Skip to content

Flooding on Rock Creek!

Yes, I am sad to say this was sister Kay's outfit as we headed out to check the creek level at the farm.

Me, gasping at Kay's outfit.

Standing water in the lower fields.

Standing water in the orchard.

Another shot of the fields.

Upstream from the bridge.

Thank goodness nobody saw us (except for drones!).

Kay and I walking in the field water.

Don't know if this is the water from underground or from the sky . . . or both.

Swimmin hole.

Snow and High Water

Coyote tracks on the bridge.

Rock Creek from the bridge.

Another shot of Rock Creek from the bridge.

More snow coming?

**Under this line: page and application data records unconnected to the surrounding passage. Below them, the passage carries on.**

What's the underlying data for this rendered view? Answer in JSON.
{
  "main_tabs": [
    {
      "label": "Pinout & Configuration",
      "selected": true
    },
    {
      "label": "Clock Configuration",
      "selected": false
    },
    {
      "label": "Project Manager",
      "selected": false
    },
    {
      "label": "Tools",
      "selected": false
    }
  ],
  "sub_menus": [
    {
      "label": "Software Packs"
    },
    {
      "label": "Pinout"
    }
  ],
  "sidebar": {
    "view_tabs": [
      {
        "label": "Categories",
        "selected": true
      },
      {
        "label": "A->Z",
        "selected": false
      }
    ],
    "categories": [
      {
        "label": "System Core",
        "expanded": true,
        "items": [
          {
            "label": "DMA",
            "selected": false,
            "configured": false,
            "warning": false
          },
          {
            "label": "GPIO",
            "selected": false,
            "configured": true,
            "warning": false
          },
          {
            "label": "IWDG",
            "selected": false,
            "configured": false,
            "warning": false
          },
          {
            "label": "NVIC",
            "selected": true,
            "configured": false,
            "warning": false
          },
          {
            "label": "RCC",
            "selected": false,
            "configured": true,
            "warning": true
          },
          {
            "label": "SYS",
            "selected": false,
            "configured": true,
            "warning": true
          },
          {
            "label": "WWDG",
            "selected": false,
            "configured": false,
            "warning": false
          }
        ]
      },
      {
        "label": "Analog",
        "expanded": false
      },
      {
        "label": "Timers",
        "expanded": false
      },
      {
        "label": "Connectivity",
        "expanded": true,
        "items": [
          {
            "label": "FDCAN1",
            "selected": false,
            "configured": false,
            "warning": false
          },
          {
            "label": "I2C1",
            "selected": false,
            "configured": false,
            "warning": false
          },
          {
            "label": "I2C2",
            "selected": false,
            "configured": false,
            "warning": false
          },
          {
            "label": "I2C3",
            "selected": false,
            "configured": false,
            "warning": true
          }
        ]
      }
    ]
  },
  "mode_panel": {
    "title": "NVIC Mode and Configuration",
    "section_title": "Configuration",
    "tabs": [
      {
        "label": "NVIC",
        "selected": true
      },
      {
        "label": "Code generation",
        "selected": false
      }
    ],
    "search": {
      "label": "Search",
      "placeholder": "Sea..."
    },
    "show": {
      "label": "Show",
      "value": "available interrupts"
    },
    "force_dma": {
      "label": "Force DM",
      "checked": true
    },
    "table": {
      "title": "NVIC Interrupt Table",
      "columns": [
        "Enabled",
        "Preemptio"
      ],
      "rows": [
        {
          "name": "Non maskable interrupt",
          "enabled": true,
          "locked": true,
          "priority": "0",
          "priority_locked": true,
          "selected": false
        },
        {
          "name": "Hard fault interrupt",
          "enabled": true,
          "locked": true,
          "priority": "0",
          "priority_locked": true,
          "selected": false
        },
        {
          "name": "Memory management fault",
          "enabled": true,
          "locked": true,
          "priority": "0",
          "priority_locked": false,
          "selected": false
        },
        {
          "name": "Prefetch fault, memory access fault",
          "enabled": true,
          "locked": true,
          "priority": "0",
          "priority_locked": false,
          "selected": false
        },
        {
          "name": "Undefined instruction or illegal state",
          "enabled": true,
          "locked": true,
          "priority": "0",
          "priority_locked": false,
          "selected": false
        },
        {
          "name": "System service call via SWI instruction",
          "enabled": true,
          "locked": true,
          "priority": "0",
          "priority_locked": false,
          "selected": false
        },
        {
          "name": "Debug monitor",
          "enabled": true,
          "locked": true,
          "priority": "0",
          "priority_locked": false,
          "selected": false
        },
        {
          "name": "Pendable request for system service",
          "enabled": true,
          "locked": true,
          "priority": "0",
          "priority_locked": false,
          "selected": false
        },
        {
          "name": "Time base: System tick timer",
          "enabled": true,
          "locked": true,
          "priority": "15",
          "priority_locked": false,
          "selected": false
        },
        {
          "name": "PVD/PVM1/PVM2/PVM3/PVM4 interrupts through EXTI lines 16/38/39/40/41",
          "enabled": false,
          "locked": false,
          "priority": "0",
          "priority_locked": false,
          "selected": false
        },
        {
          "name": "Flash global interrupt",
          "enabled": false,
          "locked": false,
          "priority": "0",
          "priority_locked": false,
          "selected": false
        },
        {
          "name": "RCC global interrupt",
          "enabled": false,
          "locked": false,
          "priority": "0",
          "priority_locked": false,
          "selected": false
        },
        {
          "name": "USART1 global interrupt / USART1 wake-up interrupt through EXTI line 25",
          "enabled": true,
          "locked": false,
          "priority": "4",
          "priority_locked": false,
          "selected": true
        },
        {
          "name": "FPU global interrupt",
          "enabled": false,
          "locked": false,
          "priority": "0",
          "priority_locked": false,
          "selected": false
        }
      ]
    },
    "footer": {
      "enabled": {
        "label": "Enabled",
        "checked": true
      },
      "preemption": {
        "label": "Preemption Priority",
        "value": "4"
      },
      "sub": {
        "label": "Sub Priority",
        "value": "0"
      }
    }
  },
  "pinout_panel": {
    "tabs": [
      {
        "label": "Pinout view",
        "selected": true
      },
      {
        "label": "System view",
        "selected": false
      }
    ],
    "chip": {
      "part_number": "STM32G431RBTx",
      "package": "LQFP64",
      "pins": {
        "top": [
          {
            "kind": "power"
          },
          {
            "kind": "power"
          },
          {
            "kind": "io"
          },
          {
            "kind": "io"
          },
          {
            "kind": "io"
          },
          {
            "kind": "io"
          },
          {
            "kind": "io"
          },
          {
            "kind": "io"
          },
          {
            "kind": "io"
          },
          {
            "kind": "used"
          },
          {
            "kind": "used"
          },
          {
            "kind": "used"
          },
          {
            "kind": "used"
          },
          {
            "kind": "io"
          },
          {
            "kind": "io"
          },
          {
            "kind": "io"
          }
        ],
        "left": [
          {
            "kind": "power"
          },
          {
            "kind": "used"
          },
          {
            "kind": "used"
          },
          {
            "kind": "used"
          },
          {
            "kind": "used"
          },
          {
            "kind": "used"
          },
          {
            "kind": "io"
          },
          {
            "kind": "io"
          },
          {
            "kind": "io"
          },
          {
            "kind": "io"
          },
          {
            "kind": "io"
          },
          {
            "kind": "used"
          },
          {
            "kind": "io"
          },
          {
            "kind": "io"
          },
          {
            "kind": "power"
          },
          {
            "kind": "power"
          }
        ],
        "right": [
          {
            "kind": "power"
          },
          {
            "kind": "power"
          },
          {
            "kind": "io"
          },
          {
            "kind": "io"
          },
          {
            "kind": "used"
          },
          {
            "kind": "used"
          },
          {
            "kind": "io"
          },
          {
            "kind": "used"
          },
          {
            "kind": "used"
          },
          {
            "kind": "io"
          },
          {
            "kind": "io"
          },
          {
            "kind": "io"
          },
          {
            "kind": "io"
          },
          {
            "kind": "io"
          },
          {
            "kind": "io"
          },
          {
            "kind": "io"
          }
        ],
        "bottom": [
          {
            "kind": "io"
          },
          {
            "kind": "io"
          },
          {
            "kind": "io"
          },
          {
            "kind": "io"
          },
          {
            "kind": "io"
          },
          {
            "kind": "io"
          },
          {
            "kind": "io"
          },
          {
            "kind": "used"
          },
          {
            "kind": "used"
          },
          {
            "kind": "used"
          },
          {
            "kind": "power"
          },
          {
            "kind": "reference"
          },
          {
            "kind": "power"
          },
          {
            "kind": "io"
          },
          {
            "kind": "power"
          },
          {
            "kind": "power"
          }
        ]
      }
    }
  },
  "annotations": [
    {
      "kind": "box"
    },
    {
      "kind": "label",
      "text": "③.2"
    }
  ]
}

Swimmin Hole.

2017 and snow

Hwy 34 from Philomath to the farm was mostly ice, but nothing but untouched snow out here.


Thirty two degrees with intermittent icy rain and snow. Strategically placed heaters are doing a good job of keeping pipes from freezing. All is well, but it is cold out here with icy rain and snow falling.

Rock Creek is high

As you can see, Rock Creek is pretty high! There was evidence on the banks that it had been higher in recent times.

December 6, 2016 at the farm

A gentle dusting of snow makes everything pretty and cold.

Sid, this may be some new electrical work.

Diana's solo tree removal

What?! A massive tree across the Rock Creek trail! Armed only with a saw, Diana cut it and cleared the path.

The l-o-n-g moss strand supposedly has health benefits.

See the cute little salamander (lower left corner)?

Hiking up the Rock Creek Trail and New Garage

See how debris is catching in the big log placements? Just according to plan.

Another big log placement on Rock Creek.

Kay and I hiked up the Rock Creek trail and faced this difficult crossing on Griffith Creek.

Kay insisted that we walk across the slippery logs to get to the other side of Griffith Creek. Here she is en route.

Here I am, safely across!

We need more gravel on this spot. The water is going over, instead of through, the gravel.

New garage with windows protected from the rain.

Wet in October

The woods are wet and the toadstools/mushrooms are everywhere!

I love this view.

Researcher Neil

A photo of our researcher! Really nice kid with a great British accent.

Cluster Flies

The cluster flies are back, but seem to limit invasion to Unk's room. These two photos show a 4 day collection on the two window sills in Unk's room. They die fast, because I vacuumed up a ton of dead ones when I first got here, and 4 days later vacuumed up this batch - all but about 2 were dead.

Kay and I went to Springfield and searched the Mount Vernon Pioneer Cemetery for Edwin Moneta's marker. No luck this time, but we will try again.

Kay and Diana and the Ranger

The farm skunk found another bee's nest in the ground. This time in the lower field. I will fill it in. It is a hazard!

Kay looking for skunk holes.

Log placement holding well in higher water in Rock Creek.

Recent rain has made Rock Creek flow increase.

Swimming hole is a sight to see!

Lower part of swimming hole.

Log jam again.

Griffith Creek natural log jam.

Griffith Creek log placement structure.

Me near Griffith Creek, standing next to a dead snag much enjoyed by woodpeckers.

It isn't my failure to focus, it is Kay's speed as she drives the Ranger across Griffith Creek!

Irish Blackthorne, struggling to survive.

Early Fall at the Farm

I heard the coyotes up close and personal last night. Then this morning I found fresh scat. Coyote or local dog? When I moved it off of the road the inside was pumpkin colored.

Oil? Didn't appear to be a roof leak.

Sorry this is sideways. Only one of the garage doors had water coming in under the door.

Could this be the cause?

You can see the dampness under the door edge. It didn't seem to be coming from the ground. Maybe somebody opened the door and the rain simply ran off of the open door?

Rain has come in from the windows. No surprise there.

Most scraggly of the blueberry bushes.

A thriving blueberry bush.

Further info from the Oregon Extension service

What nocturnal animal would disturb a yellow jacket nest?

Asked July 2, 2013, 2:06 PM EDT

Found a yellow jacket nest in the ground coming out of a plant. The next day, there was a hole where the nest was, most yellow jackets were gone, with a few misplaced. This client was wondering what type of nocturnal animal would dig up a nest and eat the bees?

Clackamas County Oregon wildlife damage management

1 Response

Hello and thank you for your question.

Given your description, my first guess is that a skunk dug up the nest. Skunks are well known for nocturnal raids on domestic bee hives. They "roll" the individual bees beneath their palms to subdue them and then can consume them. I can imagine the same set of behaviors working well for yellow jackets slowed by nighttime temperatures. So skunk is my first guess. If tracks are still evident, we could try to ID that way as well.

Hope this information is helpful,


Danaandstregaaug2013_thumb Dana S.